Orphanet Journal of Rare Diseases
The mutational and phenotypic spectrum of TUBA1A-associated tubulinopathy
Orphanet Journal of Rare Diseases201914:38
© The Author(s). 2019
- Published: 11 February 2019
The TUBA1A-associated tubulinopathy is clinically heterogeneous with brain malformations, microcephaly, developmental delay and epilepsy being the main clinical features. It is an autosomal dominant disorder mostly caused by de novo variants in TUBA1A.
In three individuals with developmental delay we identified heterozygous de novo missense variants in TUBA1A using exome sequencing. While the c.1307G > A, p.(Gly436Asp) variant was novel, the two variants c.518C > T, p.(Pro173Leu) and c.641G > A, p.(Arg214His) were previously described. We compared the variable phenotype observed in these individuals with a carefully conducted review of the current literature and identified 166 individuals, 146 born and 20 fetuses with a TUBA1A variant. In 107 cases with available clinical information we standardized the reported phenotypes according to the Human Phenotype Ontology. The most commonly reported features were developmental delay (98%), anomalies of the corpus callosum (96%), microcephaly (76%) and lissencephaly (agyria-pachygyria) (70%), although reporting was incomplete in the different studies. We identified a total of 121 specific variants, including 15 recurrent ones. Missense variants cluster in the C-terminal region around the most commonly affected amino acid position Arg402 (13.3%). In a three-dimensional protein model, 38.6% of all disease-causing variants including those in the C-terminal region are predicted to affect the binding of microtubule-associated proteins or motor proteins. Genotype-phenotype analysis for recurrent variants showed an overrepresentation of certain clinical features. However, individuals with these variants are often reported in the same publication.

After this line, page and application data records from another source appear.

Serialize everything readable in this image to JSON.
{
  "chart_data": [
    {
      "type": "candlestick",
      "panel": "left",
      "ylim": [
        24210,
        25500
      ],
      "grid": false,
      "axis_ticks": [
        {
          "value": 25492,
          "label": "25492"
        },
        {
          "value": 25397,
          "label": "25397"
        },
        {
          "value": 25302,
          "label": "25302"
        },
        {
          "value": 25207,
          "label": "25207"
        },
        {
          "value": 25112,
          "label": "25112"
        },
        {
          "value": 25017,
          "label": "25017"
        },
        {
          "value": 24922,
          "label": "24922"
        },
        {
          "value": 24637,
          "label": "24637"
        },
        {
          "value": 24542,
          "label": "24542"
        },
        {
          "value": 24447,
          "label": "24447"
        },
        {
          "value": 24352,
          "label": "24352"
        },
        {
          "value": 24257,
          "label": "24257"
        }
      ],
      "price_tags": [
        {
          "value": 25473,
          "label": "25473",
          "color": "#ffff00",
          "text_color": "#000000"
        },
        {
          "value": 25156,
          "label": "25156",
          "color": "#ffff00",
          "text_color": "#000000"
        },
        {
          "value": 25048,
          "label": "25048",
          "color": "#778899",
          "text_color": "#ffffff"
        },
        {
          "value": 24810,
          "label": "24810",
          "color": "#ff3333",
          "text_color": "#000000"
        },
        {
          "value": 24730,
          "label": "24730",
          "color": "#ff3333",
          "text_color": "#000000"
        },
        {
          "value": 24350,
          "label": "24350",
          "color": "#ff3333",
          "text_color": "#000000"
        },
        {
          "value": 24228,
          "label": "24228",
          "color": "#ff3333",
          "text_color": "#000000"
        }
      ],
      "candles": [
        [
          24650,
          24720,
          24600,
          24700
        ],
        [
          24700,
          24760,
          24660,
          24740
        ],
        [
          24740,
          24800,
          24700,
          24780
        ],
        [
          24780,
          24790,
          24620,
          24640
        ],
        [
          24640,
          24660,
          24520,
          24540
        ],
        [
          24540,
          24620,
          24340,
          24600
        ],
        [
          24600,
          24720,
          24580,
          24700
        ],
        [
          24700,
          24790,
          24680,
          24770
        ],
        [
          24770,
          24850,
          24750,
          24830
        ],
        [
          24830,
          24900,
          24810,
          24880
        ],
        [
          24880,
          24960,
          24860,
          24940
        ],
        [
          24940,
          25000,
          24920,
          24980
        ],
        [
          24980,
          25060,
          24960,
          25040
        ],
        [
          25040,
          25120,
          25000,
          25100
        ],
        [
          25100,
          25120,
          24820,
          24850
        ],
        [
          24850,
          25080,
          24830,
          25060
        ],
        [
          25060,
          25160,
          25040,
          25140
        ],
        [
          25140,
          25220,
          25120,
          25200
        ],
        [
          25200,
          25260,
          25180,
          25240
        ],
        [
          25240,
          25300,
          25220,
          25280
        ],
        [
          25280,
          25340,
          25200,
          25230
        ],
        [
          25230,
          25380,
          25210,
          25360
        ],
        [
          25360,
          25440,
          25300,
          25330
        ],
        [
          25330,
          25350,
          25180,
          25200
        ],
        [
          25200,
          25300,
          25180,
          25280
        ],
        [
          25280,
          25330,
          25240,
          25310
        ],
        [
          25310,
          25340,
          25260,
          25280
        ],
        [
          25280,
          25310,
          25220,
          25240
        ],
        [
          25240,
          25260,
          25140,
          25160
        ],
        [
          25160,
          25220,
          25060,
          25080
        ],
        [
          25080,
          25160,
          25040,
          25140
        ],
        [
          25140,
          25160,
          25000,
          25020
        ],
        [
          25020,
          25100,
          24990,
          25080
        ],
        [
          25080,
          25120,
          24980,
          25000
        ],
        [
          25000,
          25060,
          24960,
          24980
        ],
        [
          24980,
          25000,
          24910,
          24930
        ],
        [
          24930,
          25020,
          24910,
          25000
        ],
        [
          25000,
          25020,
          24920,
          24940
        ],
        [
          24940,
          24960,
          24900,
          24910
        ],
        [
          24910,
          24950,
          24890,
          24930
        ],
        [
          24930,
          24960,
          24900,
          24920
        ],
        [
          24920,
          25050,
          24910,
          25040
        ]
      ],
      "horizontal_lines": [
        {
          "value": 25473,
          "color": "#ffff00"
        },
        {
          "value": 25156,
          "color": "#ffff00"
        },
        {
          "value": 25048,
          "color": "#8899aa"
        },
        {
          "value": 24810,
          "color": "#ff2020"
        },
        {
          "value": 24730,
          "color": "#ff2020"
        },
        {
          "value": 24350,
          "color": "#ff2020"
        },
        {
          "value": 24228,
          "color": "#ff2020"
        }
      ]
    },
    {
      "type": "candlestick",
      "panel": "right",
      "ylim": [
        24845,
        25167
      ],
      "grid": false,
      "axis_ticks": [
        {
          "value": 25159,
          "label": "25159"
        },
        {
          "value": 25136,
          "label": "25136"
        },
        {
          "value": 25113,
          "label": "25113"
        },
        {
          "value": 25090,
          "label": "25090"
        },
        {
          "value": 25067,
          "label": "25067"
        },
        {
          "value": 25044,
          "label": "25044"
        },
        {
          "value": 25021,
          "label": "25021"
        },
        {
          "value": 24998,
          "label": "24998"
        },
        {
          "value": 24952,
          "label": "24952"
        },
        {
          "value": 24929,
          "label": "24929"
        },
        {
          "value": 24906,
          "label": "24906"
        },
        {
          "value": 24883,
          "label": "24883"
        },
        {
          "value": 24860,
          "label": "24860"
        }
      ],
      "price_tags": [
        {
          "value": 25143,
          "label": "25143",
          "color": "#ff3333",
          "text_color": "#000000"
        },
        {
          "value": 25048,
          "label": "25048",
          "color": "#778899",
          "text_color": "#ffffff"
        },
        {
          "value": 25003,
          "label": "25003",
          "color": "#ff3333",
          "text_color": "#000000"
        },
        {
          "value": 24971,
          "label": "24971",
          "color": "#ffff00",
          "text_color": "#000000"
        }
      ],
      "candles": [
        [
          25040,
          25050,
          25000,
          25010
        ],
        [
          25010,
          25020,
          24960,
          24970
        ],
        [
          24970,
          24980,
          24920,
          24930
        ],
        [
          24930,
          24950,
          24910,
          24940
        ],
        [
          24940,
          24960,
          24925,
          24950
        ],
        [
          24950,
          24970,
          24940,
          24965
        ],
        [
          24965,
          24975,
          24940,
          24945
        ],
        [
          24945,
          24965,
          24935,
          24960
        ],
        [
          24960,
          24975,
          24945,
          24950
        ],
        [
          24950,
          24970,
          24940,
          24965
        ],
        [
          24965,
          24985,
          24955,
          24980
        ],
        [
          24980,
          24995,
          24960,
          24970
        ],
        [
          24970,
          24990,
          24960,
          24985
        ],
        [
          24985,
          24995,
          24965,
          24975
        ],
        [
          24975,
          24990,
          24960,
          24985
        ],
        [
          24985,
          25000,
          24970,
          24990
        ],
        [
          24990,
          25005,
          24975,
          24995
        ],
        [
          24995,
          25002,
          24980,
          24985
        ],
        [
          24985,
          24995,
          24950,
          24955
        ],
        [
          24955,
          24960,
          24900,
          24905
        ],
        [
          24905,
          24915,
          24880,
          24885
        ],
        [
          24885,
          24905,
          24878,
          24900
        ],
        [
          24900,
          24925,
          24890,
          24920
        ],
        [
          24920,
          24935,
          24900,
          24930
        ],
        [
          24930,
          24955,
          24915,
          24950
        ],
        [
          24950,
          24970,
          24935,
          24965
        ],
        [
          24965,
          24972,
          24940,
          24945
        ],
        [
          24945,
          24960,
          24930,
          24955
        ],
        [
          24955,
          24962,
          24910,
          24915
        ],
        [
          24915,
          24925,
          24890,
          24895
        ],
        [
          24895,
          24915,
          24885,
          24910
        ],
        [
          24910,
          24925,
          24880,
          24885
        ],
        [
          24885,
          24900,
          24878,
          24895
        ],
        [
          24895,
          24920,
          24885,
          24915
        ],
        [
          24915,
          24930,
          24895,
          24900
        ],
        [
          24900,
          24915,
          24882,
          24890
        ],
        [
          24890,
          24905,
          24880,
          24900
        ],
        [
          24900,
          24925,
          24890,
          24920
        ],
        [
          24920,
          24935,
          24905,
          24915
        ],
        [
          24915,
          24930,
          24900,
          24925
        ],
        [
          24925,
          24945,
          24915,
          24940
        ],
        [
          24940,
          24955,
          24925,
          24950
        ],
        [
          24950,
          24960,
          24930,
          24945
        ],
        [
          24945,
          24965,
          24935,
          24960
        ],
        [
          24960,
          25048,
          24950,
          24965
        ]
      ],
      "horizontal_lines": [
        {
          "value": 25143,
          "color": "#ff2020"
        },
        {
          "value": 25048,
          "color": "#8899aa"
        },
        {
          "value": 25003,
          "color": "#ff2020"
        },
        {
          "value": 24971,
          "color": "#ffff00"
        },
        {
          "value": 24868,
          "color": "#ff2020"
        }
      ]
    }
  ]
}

With 166 individuals, we present the most comprehensive phenotypic and genotypic standardized synopsis for clinical interpretation of TUBA1A variants. Despite this considerable number, a detailed genotype-phenotype characterization is limited by large inter-study variability in reporting.
- Brain malformation
- Developmental delay
- Human phenotype ontology